**TASK DETAILS**.
Without changing a single word, output each entry.

**WORKING DATA**.
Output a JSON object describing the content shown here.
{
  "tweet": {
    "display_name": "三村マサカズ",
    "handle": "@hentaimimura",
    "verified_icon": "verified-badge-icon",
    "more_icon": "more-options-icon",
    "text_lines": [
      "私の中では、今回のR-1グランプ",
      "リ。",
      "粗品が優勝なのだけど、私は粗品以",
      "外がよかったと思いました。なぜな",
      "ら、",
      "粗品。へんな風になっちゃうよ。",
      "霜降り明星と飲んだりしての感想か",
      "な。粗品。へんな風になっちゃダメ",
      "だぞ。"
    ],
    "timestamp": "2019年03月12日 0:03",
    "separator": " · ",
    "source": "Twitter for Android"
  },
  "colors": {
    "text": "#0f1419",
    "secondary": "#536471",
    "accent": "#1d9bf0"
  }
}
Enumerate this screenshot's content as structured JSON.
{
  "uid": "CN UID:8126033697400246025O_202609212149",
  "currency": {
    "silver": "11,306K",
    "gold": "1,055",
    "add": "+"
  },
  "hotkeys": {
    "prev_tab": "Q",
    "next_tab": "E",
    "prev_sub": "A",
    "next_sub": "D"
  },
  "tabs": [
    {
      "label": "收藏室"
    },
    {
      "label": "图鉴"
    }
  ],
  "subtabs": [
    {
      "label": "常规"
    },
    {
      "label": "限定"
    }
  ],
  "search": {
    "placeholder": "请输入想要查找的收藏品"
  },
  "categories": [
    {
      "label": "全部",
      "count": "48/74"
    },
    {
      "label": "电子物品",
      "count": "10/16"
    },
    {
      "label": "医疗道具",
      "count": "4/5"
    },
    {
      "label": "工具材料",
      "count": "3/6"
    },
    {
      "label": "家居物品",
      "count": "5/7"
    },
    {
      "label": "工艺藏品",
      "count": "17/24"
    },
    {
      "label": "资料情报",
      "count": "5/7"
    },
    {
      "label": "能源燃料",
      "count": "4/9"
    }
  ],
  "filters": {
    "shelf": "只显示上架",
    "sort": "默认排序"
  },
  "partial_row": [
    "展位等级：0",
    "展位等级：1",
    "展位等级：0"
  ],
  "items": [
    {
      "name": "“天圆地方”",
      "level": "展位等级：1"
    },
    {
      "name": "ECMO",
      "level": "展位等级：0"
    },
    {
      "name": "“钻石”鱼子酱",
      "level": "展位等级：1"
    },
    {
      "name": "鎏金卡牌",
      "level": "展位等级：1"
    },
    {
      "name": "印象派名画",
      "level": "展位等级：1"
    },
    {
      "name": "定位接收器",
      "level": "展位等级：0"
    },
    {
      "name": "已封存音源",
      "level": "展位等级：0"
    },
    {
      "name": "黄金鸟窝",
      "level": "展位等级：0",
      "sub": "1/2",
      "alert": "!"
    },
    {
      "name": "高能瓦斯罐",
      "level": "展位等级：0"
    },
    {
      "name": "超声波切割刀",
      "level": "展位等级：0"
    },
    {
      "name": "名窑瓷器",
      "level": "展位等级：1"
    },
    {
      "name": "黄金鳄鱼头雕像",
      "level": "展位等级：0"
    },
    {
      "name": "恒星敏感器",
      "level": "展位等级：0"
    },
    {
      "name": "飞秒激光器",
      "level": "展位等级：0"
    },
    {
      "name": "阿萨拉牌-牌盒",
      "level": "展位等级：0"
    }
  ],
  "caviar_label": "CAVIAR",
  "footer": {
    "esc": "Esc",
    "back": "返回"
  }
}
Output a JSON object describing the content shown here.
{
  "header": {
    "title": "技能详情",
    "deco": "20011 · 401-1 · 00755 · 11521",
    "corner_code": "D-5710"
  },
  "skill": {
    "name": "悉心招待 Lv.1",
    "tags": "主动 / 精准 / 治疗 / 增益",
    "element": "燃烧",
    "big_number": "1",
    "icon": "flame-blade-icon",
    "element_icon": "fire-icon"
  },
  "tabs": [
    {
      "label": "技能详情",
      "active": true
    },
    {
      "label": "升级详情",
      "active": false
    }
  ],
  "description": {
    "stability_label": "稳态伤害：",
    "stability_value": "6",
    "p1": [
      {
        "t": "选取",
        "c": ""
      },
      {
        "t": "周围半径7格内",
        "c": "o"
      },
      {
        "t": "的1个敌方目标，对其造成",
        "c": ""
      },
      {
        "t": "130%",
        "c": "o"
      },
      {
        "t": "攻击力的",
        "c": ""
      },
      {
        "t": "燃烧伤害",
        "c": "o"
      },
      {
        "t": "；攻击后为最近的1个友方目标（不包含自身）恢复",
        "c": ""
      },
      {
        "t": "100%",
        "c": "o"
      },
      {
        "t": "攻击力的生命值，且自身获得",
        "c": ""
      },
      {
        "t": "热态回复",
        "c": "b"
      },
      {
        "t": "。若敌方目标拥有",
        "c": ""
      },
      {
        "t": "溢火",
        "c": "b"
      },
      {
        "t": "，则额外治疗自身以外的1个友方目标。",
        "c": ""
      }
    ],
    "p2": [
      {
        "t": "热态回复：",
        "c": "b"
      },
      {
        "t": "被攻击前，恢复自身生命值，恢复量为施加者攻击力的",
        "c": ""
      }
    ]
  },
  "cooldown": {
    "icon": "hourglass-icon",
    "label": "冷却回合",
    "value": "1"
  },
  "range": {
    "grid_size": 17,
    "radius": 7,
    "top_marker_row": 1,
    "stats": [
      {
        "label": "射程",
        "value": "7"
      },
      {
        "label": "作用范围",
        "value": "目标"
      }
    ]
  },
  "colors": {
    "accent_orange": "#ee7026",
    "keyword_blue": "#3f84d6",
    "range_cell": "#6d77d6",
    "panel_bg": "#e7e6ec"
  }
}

**COMPLETED TASK**.
Output a JSON object describing the content shown here.
{
  "tweet": {
    "display_name": "三村マサカズ",
    "handle": "@hentaimimura",
    "verified_icon": "verified-badge-icon",
    "more_icon": "more-options-icon",
    "text_lines": [
      "私の中では、今回のR-1グランプ",
      "リ。",
      "粗品が優勝なのだけど、私は粗品以",
      "外がよかったと思いました。なぜな",
      "ら、",
      "粗品。へんな風になっちゃうよ。",
      "霜降り明星と飲んだりしての感想か",
      "な。粗品。へんな風になっちゃダメ",
      "だぞ。"
    ],
    "timestamp": "2019年03月12日 0:03",
    "separator": " · ",
    "source": "Twitter for Android"
  },
  "colors": {
    "text": "#0f1419",
    "secondary": "#536471",
    "accent": "#1d9bf0"
  }
}
Enumerate this screenshot's content as structured JSON.
{
  "uid": "CN UID:8126033697400246025O_202609212149",
  "currency": {
    "silver": "11,306K",
    "gold": "1,055",
    "add": "+"
  },
  "hotkeys": {
    "prev_tab": "Q",
    "next_tab": "E",
    "prev_sub": "A",
    "next_sub": "D"
  },
  "tabs": [
    {
      "label": "收藏室"
    },
    {
      "label": "图鉴"
    }
  ],
  "subtabs": [
    {
      "label": "常规"
    },
    {
      "label": "限定"
    }
  ],
  "search": {
    "placeholder": "请输入想要查找的收藏品"
  },
  "categories": [
    {
      "label": "全部",
      "count": "48/74"
    },
    {
      "label": "电子物品",
      "count": "10/16"
    },
    {
      "label": "医疗道具",
      "count": "4/5"
    },
    {
      "label": "工具材料",
      "count": "3/6"
    },
    {
      "label": "家居物品",
      "count": "5/7"
    },
    {
      "label": "工艺藏品",
      "count": "17/24"
    },
    {
      "label": "资料情报",
      "count": "5/7"
    },
    {
      "label": "能源燃料",
      "count": "4/9"
    }
  ],
  "filters": {
    "shelf": "只显示上架",
    "sort": "默认排序"
  },
  "partial_row": [
    "展位等级：0",
    "展位等级：1",
    "展位等级：0"
  ],
  "items": [
    {
      "name": "“天圆地方”",
      "level": "展位等级：1"
    },
    {
      "name": "ECMO",
      "level": "展位等级：0"
    },
    {
      "name": "“钻石”鱼子酱",
      "level": "展位等级：1"
    },
    {
      "name": "鎏金卡牌",
      "level": "展位等级：1"
    },
    {
      "name": "印象派名画",
      "level": "展位等级：1"
    },
    {
      "name": "定位接收器",
      "level": "展位等级：0"
    },
    {
      "name": "已封存音源",
      "level": "展位等级：0"
    },
    {
      "name": "黄金鸟窝",
      "level": "展位等级：0",
      "sub": "1/2",
      "alert": "!"
    },
    {
      "name": "高能瓦斯罐",
      "level": "展位等级：0"
    },
    {
      "name": "超声波切割刀",
      "level": "展位等级：0"
    },
    {
      "name": "名窑瓷器",
      "level": "展位等级：1"
    },
    {
      "name": "黄金鳄鱼头雕像",
      "level": "展位等级：0"
    },
    {
      "name": "恒星敏感器",
      "level": "展位等级：0"
    },
    {
      "name": "飞秒激光器",
      "level": "展位等级：0"
    },
    {
      "name": "阿萨拉牌-牌盒",
      "level": "展位等级：0"
    }
  ],
  "caviar_label": "CAVIAR",
  "footer": {
    "esc": "Esc",
    "back": "返回"
  }
}
Output a JSON object describing the content shown here.
{
  "header": {
    "title": "技能详情",
    "deco": "20011 · 401-1 · 00755 · 11521",
    "corner_code": "D-5710"
  },
  "skill": {
    "name": "悉心招待 Lv.1",
    "tags": "主动 / 精准 / 治疗 / 增益",
    "element": "燃烧",
    "big_number": "1",
    "icon": "flame-blade-icon",
    "element_icon": "fire-icon"
  },
  "tabs": [
    {
      "label": "技能详情",
      "active": true
    },
    {
      "label": "升级详情",
      "active": false
    }
  ],
  "description": {
    "stability_label": "稳态伤害：",
    "stability_value": "6",
    "p1": [
      {
        "t": "选取",
        "c": ""
      },
      {
        "t": "周围半径7格内",
        "c": "o"
      },
      {
        "t": "的1个敌方目标，对其造成",
        "c": ""
      },
      {
        "t": "130%",
        "c": "o"
      },
      {
        "t": "攻击力的",
        "c": ""
      },
      {
        "t": "燃烧伤害",
        "c": "o"
      },
      {
        "t": "；攻击后为最近的1个友方目标（不包含自身）恢复",
        "c": ""
      },
      {
        "t": "100%",
        "c": "o"
      },
      {
        "t": "攻击力的生命值，且自身获得",
        "c": ""
      },
      {
        "t": "热态回复",
        "c": "b"
      },
      {
        "t": "。若敌方目标拥有",
        "c": ""
      },
      {
        "t": "溢火",
        "c": "b"
      },
      {
        "t": "，则额外治疗自身以外的1个友方目标。",
        "c": ""
      }
    ],
    "p2": [
      {
        "t": "热态回复：",
        "c": "b"
      },
      {
        "t": "被攻击前，恢复自身生命值，恢复量为施加者攻击力的",
        "c": ""
      }
    ]
  },
  "cooldown": {
    "icon": "hourglass-icon",
    "label": "冷却回合",
    "value": "1"
  },
  "range": {
    "grid_size": 17,
    "radius": 7,
    "top_marker_row": 1,
    "stats": [
      {
        "label": "射程",
        "value": "7"
      },
      {
        "label": "作用范围",
        "value": "目标"
      }
    ]
  },
  "colors": {
    "accent_orange": "#ee7026",
    "keyword_blue": "#3f84d6",
    "range_cell": "#6d77d6",
    "panel_bg": "#e7e6ec"
  }
}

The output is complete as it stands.